Harv sees Lani in the fog, her dancer's gait carrying her across the grassy slope toward
She is close enough now to touch, the rounded white headstones framing her long brown
hair and navy-blue eyes.
Those eyes scald him with accusation: he never said good-bye. His last words were, in
fact, ugly, slashing at her like sabers to make her run away from the danger.
"They were lies!" he shouts, and her eyes are ink running on wet paper.
He reaches out to pull her to him and stroke her hair, her cheek, but the fog swirls her
away and he is alone.
The mascara I didn't wash off before I went to bed has glued my eyelashes together. It
takes a minute to get my eyes open.
I have been rolling around all night and now I am tangled in my waist-length brown hair.
Dawn peeks in orange strips around the venetian blinds.
I close my eyes again and wander into a dream I'd had when the war was a dragon
devouring villages, rice paddies, American soldiers. A flame-edged dream of hurling
body parts. A leg hits me in the chest and I tumble onto a muddy path under a high canopy
of tropical green. I open my mouth to scream but I see a soldier in olive drab walking ahead
of me, black and big enough to fill the path and cast a shadow in the shadow-glutted jungle,
his mud-caked boots squelching in mold-ringed muck.
"Hey!" I shout, getting up and running after him.
He doesn't answer.
We trudge on in green half-light.
The jungle is an oven, steaming air blistering my throat with each breath. Sweat runs in
rivers down my forehead, my back, my legs. Dark damp splotches spread across my fatigues
and that godforsaken mud sucks at my boots.
Sure could use a cigarette.
"Harv!" I call to the soldier.
But he isn't Harv. Harv isn't black.
"You got a smoke?"
He turns, a grin flashing across his face. "Yeah, man."
He reaches into his shirt pocket and pulls out a cigarette pack. His feet never stop moving.
His arm stretches back to me and just as my fingertips touch the pack, Fourth of July
fireworks blast through the trees.
The hand offering the cigarettes shoots straight up in the air.
His leg flies backward and knocks me into the mud, and pain like a thousand knives stabs

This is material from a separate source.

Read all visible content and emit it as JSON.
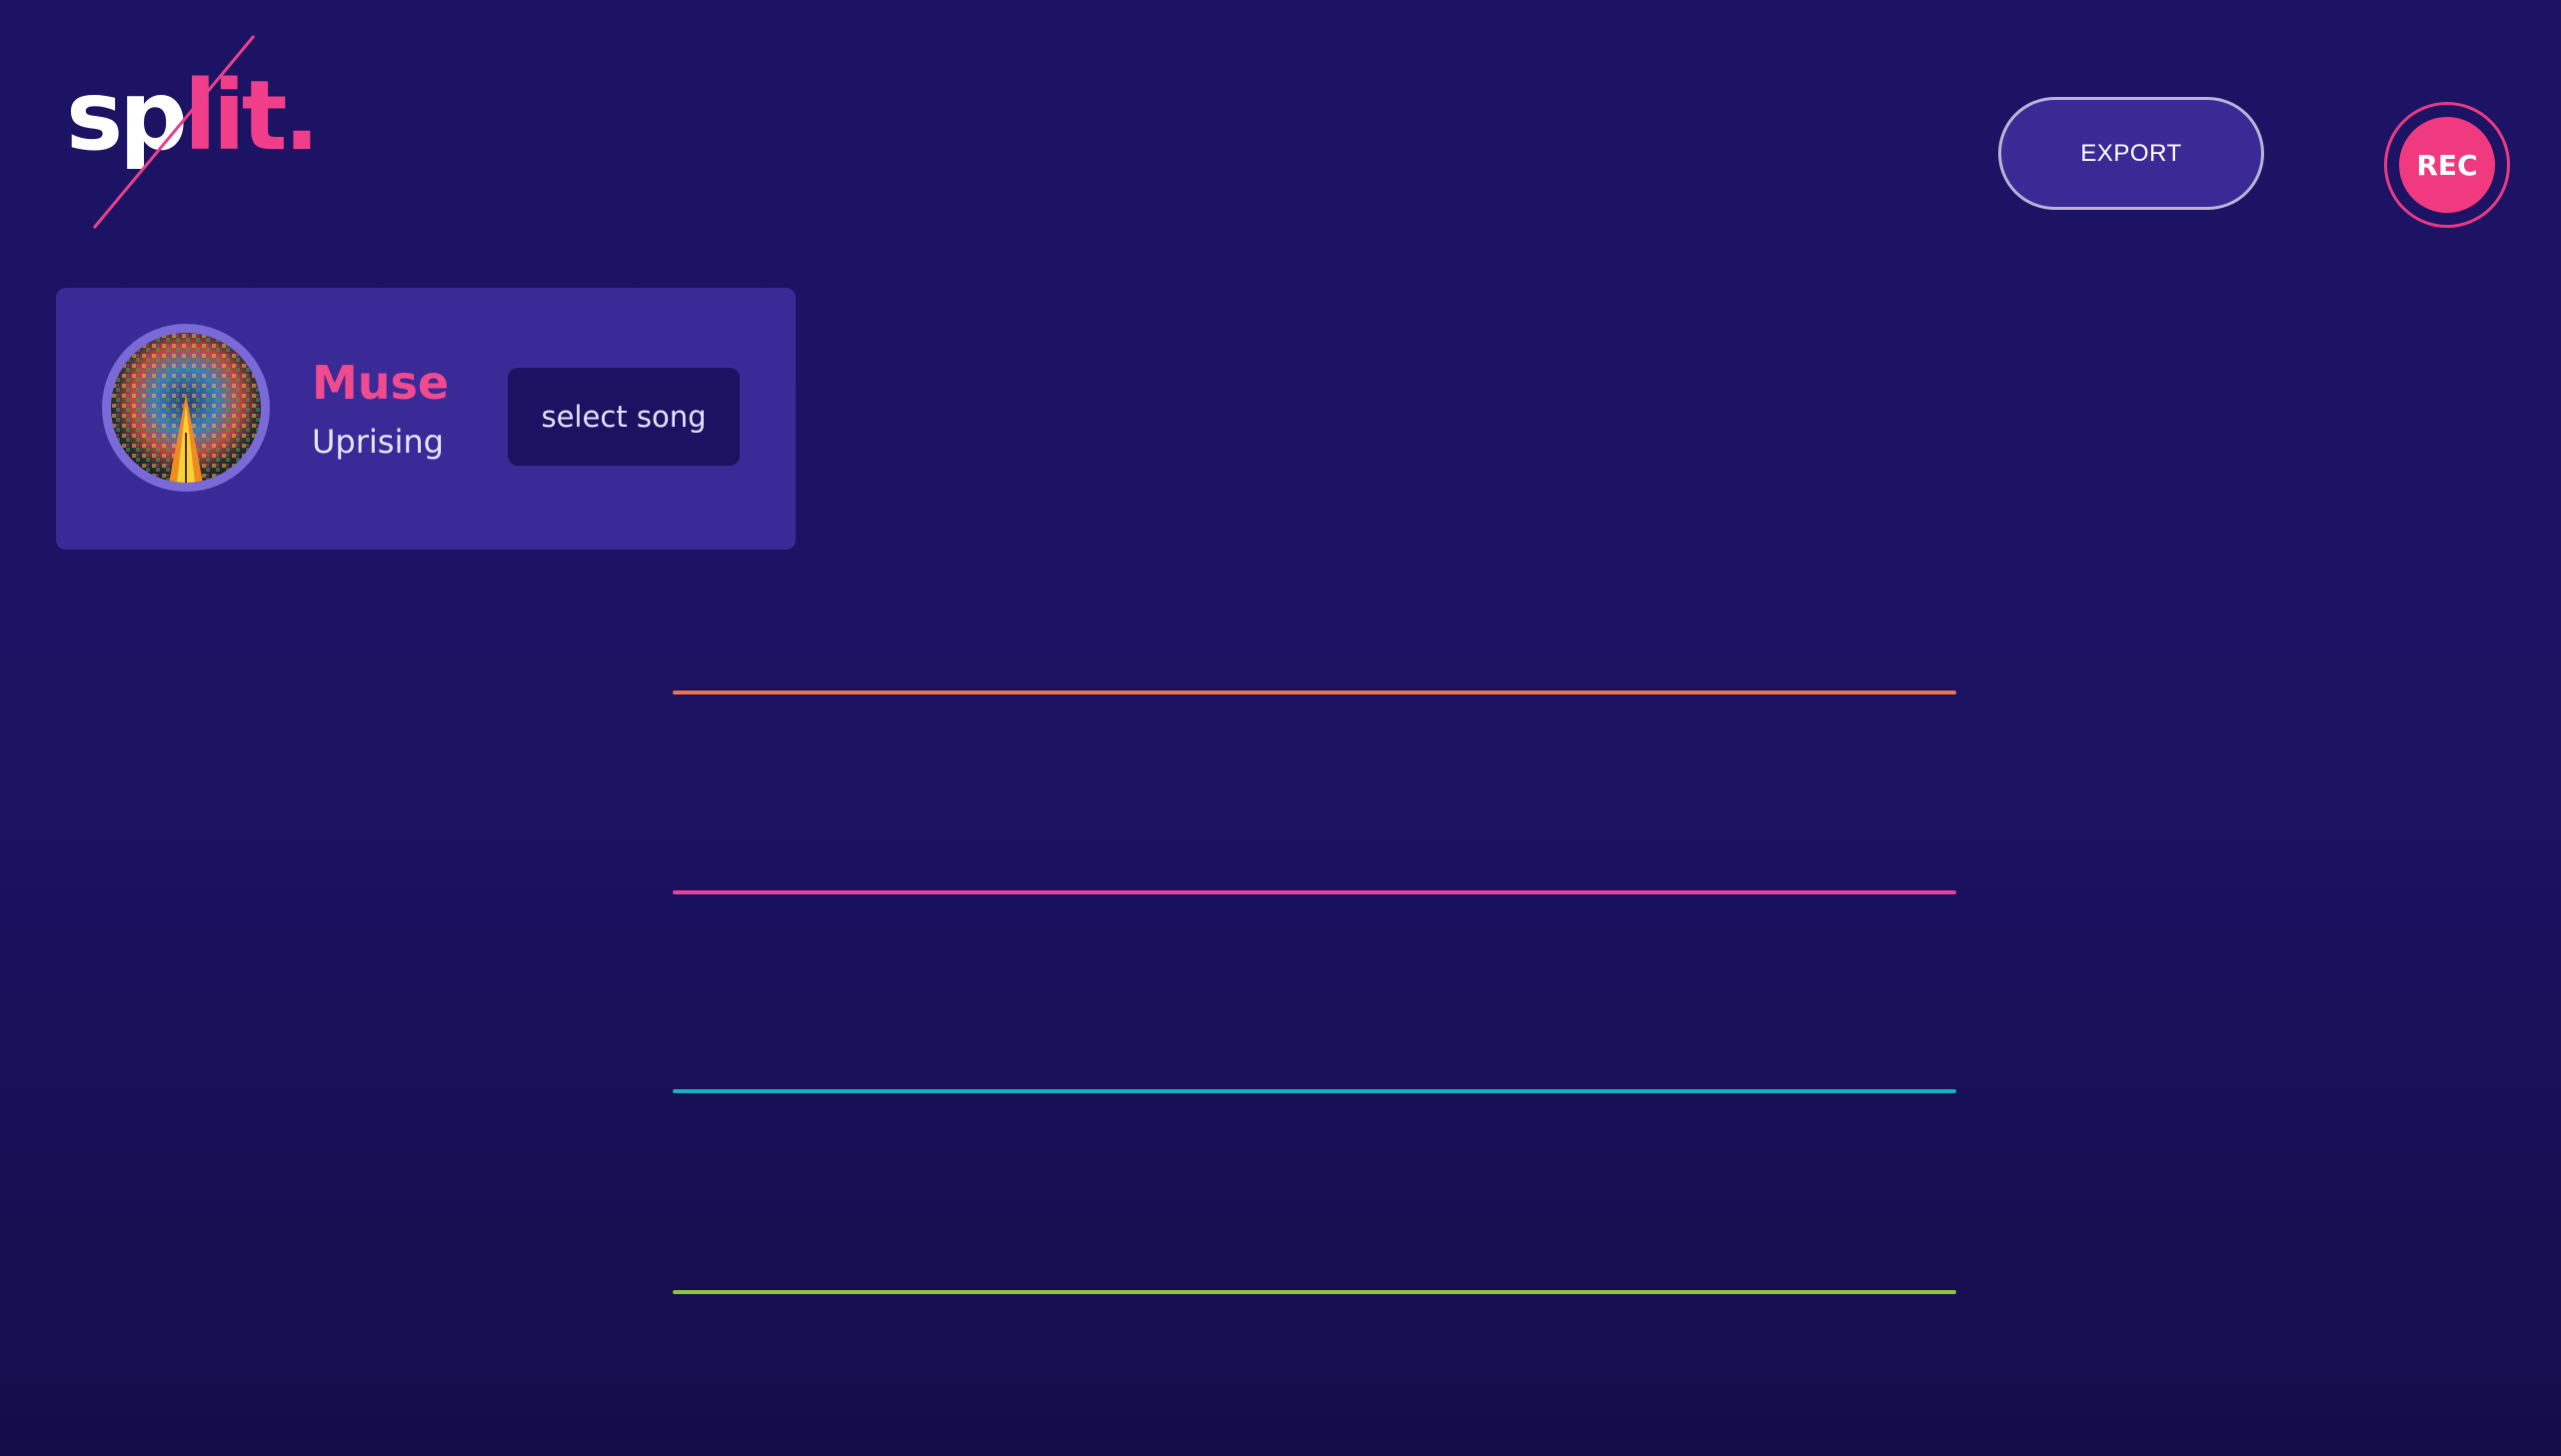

my chest, my belly, my legs.
This time I scream, and my scream wakes me up. Ash settles to the jungle floor and
dissolves in the mud, and the two-room house in Monterey that was my home twelve years
ago, in the fall of 1967, grows up around me. The light flooding through the gaudy paintings

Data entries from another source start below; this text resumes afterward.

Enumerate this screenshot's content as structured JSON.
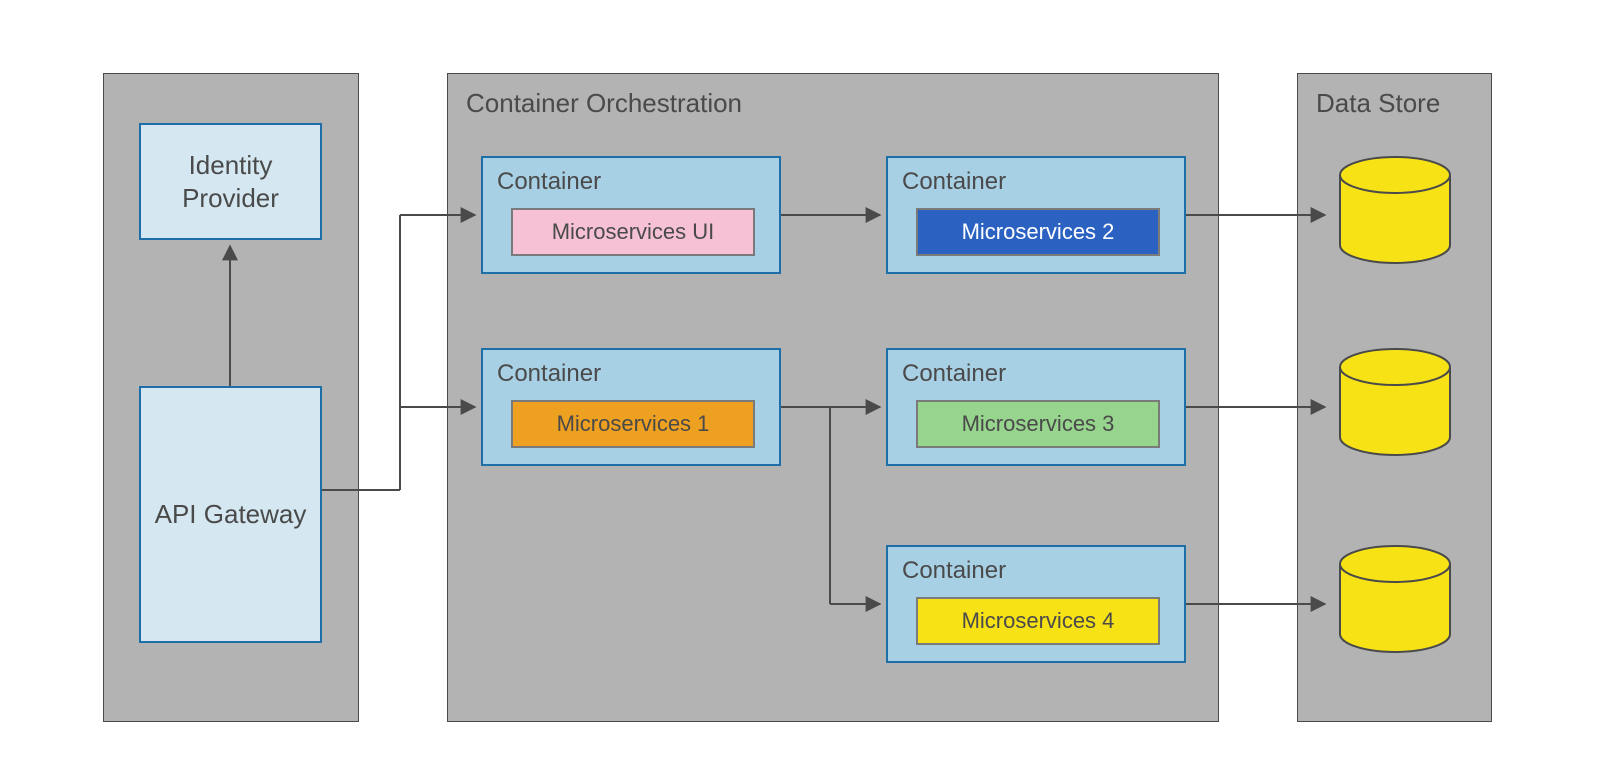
{
  "left_panel": {
    "identity_provider": "Identity\nProvider",
    "api_gateway": "API Gateway"
  },
  "orchestration": {
    "title": "Container Orchestration",
    "containers": [
      {
        "label": "Container",
        "ms_label": "Microservices UI",
        "ms_class": "ms-ui"
      },
      {
        "label": "Container",
        "ms_label": "Microservices  2",
        "ms_class": "ms-2"
      },
      {
        "label": "Container",
        "ms_label": "Microservices  1",
        "ms_class": "ms-1"
      },
      {
        "label": "Container",
        "ms_label": "Microservices  3",
        "ms_class": "ms-3"
      },
      {
        "label": "Container",
        "ms_label": "Microservices  4",
        "ms_class": "ms-4"
      }
    ]
  },
  "data_store": {
    "title": "Data Store"
  },
  "colors": {
    "panel_bg": "#b3b3b3",
    "box_bg": "#d5e8f2",
    "container_bg": "#a7d0e4",
    "db_fill": "#f7e216",
    "arrow": "#4a4a4a"
  }
}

on our windows---a sunk-eyed guy with waves of turquoise hair and a swirling purple beard,
and a woman with yellow cat eyes and a star-spangled face---spatters the walls with
2018 GOLD WINNER Human Relations Indie Book Awards
REVIEWS & COMMENTS
"Having also grown up during the late 60's - this book
brought me right back to the feelings and issues of
the times. It was clear the author also experienced
that era as well and I appreciated the opportunity to
go back with her to revisit. The story covered a lot -
love, war, drugs, sex, racial questioning, friendship,
self-growth...all woven into an intricate yet plausible
plot. I found the bookcompelling and well worth the
time spent reading it."
Speak Up Talk Radio
"Sad ending. I had to cry. GREAT book...!! Really
great book.... I'm a fan."
NM, Colorado Springs CO
"I was intrigued that you incorporated the race issue
at the time and I thought that was well captured...I
enjoyed it very much."
RS, Seaside CA
"Eden is a modern-day Macbeth, only even more
poignant! Listening to the voice of evil, even from a
loved one, instead of one's own 'small voice,' and how
this leads to tragedy of deceptions and insecurities is
a universal, classic theme, but told in Eden in a way
that engulfs one's very soul. Wow!"
GH, Glacier WA
A story of first love set in San Francisco in
the late 60's against a backdrop of flower
children, racial prejudice, and the